[Dataset entries]
»»

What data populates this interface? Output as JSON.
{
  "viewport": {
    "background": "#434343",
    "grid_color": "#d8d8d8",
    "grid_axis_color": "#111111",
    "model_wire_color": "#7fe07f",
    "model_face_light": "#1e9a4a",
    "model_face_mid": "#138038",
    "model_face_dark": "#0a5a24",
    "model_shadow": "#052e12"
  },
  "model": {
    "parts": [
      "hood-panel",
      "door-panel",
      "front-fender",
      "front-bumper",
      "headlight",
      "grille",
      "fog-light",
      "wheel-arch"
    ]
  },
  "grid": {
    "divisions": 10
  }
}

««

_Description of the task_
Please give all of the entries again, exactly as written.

_Written response_
What data populates this interface? Output as JSON.
{
  "viewport": {
    "background": "#434343",
    "grid_color": "#d8d8d8",
    "grid_axis_color": "#111111",
    "model_wire_color": "#7fe07f",
    "model_face_light": "#1e9a4a",
    "model_face_mid": "#138038",
    "model_face_dark": "#0a5a24",
    "model_shadow": "#052e12"
  },
  "model": {
    "parts": [
      "hood-panel",
      "door-panel",
      "front-fender",
      "front-bumper",
      "headlight",
      "grille",
      "fog-light",
      "wheel-arch"
    ]
  },
  "grid": {
    "divisions": 10
  }
}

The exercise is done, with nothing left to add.